Iron: Is required to initiate the production of thyroid hormones. Common sources of iron include beef, dark chocolate, legumes, spinach, and cashews. (56, 60)
Zinc: Helps regulate both the production and action of thyroid hormones. Some foods that will help you get more zinc in your diet include meat, poultry, yogurt, and pumpkin seeds. (61, 62, 63)
Deficiencies of these nutrients can limit the effectiveness of iodine supplements. So, make sure you’re getting enough. Taking supportive minerals for a month or two before starting iodine supplementation may also help with your tolerance of iodine. (56)
And if you have a thyroid condition, it’s important to start with a low dose of iodine and increase it slowly. It’s also wise to track your symptoms and have a functional medicine practitioner monitor your thyroid markers.
Lastly, realize that replenishing your body’s iodine stores takes time. It’s like a marathon, not a quick sprint.
Iodine and Iodide for Whole-Body Health
At best, your diet likely only supplies enough iodine to avoid developing a goiter.
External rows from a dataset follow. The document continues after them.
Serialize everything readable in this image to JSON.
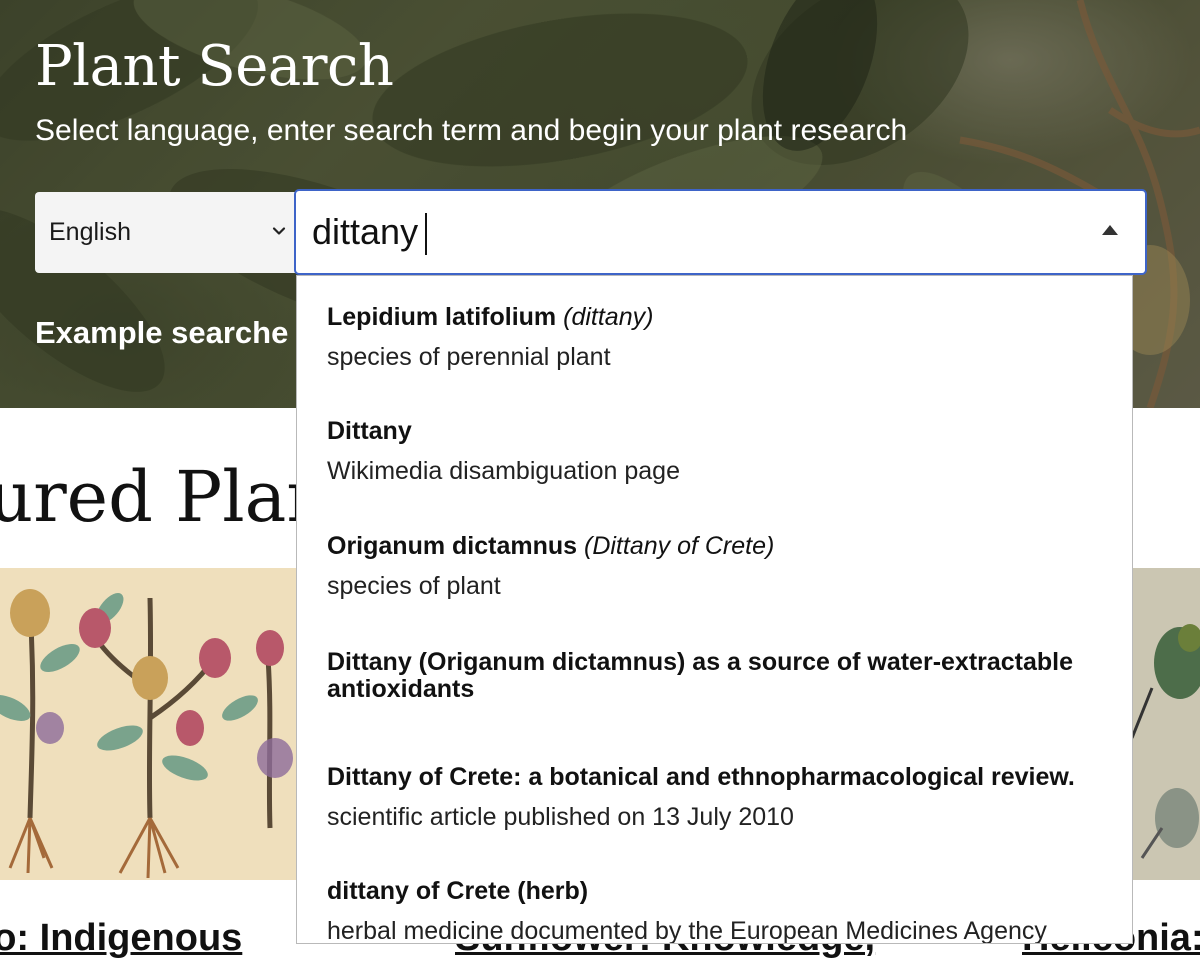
{
  "header": {
    "title": "Plant Search",
    "subtitle": "Select language, enter search term and begin your plant research"
  },
  "language_select": {
    "selected": "English"
  },
  "search": {
    "value": "dittany"
  },
  "example_searches": {
    "label": "Example searche"
  },
  "featured": {
    "heading": "tured Plar",
    "card_titles": [
      "no: Indigenous",
      "Sunflower: Knowledge,",
      "Heliconia:"
    ]
  },
  "dropdown": {
    "items": [
      {
        "title": "Lepidium latifolium",
        "alias": "(dittany)",
        "description": "species of perennial plant"
      },
      {
        "title": "Dittany",
        "alias": "",
        "description": "Wikimedia disambiguation page"
      },
      {
        "title": "Origanum dictamnus",
        "alias": "(Dittany of Crete)",
        "description": "species of plant"
      },
      {
        "title": "Dittany (Origanum dictamnus) as a source of water-extractable antioxidants",
        "alias": "",
        "description": ""
      },
      {
        "title": "Dittany of Crete: a botanical and ethnopharmacological review.",
        "alias": "",
        "description": "scientific article published on 13 July 2010"
      },
      {
        "title": "dittany of Crete (herb)",
        "alias": "",
        "description": "herbal medicine documented by the European Medicines Agency"
      }
    ]
  },
  "icons": {
    "language_chevron": "chevron-down-icon",
    "dropdown_toggle": "triangle-up-icon"
  },
  "colors": {
    "search_border": "#3e64c8",
    "hero_text": "#ffffff"
  }
}
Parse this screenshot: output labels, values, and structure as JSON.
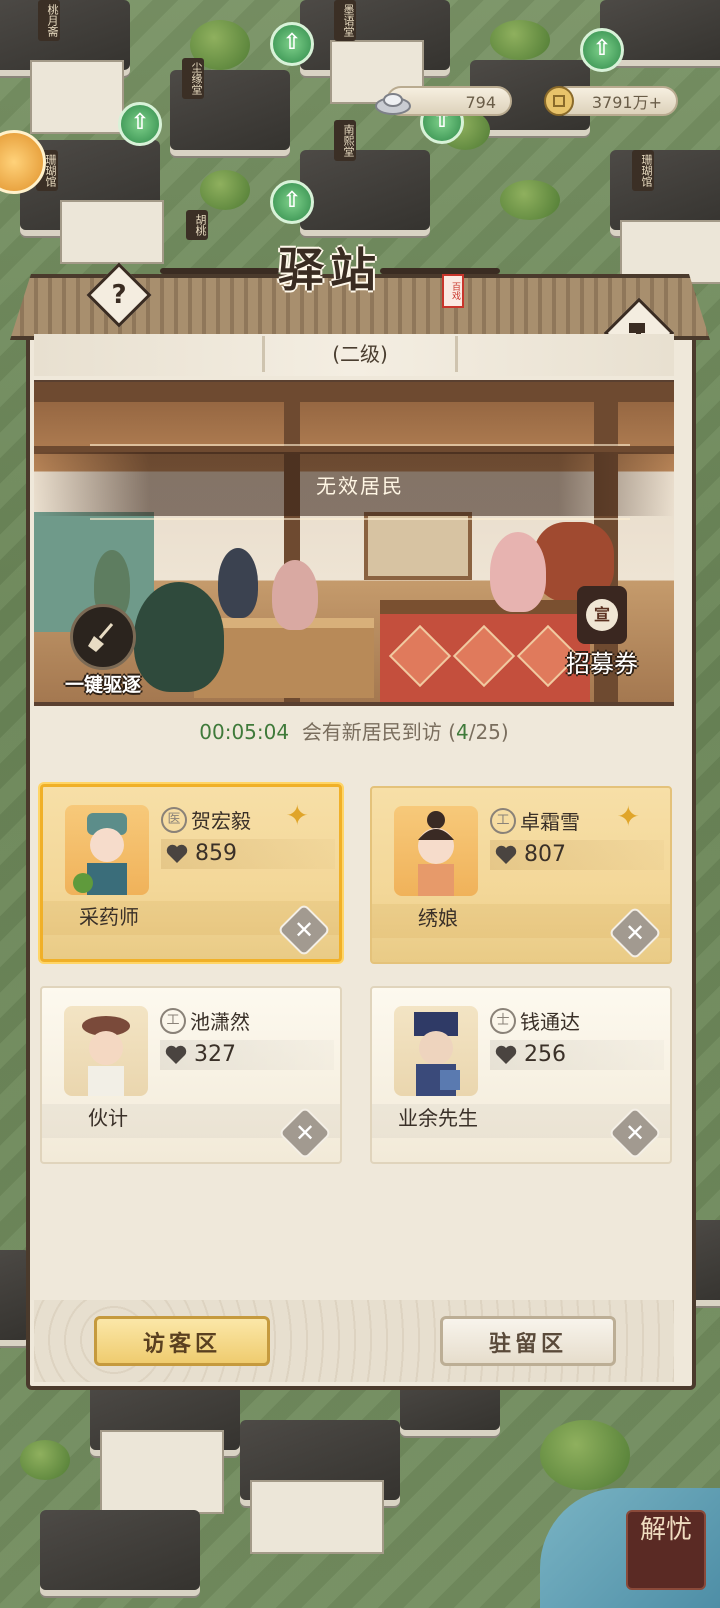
{
  "hud": {
    "silver": "794",
    "coins": "3791万+"
  },
  "city_signs": [
    "桃月斋",
    "墨语堂",
    "尘缘堂",
    "珊瑚馆",
    "南熙堂",
    "珊瑚馆",
    "胡桃"
  ],
  "panel": {
    "title": "驿站",
    "seal": "百戏",
    "help_icon": "?",
    "level": "(二级)",
    "scene_banner": "无效居民",
    "evict_label": "一键驱逐",
    "ticket_glyph": "宣",
    "ticket_label": "招募券"
  },
  "timer": {
    "countdown": "00:05:04",
    "message": "会有新居民到访 (",
    "current": "4",
    "total": "/25)"
  },
  "residents": [
    {
      "name": "贺宏毅",
      "badge": "医",
      "value": "859",
      "job": "采药师",
      "rarity": "gold",
      "selected": true
    },
    {
      "name": "卓霜雪",
      "badge": "工",
      "value": "807",
      "job": "绣娘",
      "rarity": "gold",
      "selected": false
    },
    {
      "name": "池潇然",
      "badge": "工",
      "value": "327",
      "job": "伙计",
      "rarity": "normal",
      "selected": false
    },
    {
      "name": "钱通达",
      "badge": "士",
      "value": "256",
      "job": "业余先生",
      "rarity": "normal",
      "selected": false
    }
  ],
  "tabs": {
    "visitor": "访客区",
    "resident": "驻留区"
  },
  "corner_logo": "解忧",
  "colors": {
    "frame": "#4a3a2c",
    "timer_green": "#3f7a3a",
    "gold_card": "#f3d798",
    "selected_border": "#f0b028"
  }
}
But every tissue in your body utilizes iodine, so it’s time to think much bigger.
To get the iodine you need to support the health of your body from head to toe, you generally need to supplement the mineral.
That’s because few foods supply much iodine. Plus, bromide, fluoride, and perchlorate interfere with your cells’ iodine uptake.
Some tissues of your body may respond better to iodine versus iodide and vice versa. So, choose a supplement that supplies both.
Also, look for humic and fulvic acids in an iodine supplement. This functions to protect iodine, so it’s absorbed in the needed form. These carbons also vigilantly removes toxins from iodine receptors and enables your cells to take in the iodine.
How are you going to make sure your body gets enough iodine and iodide?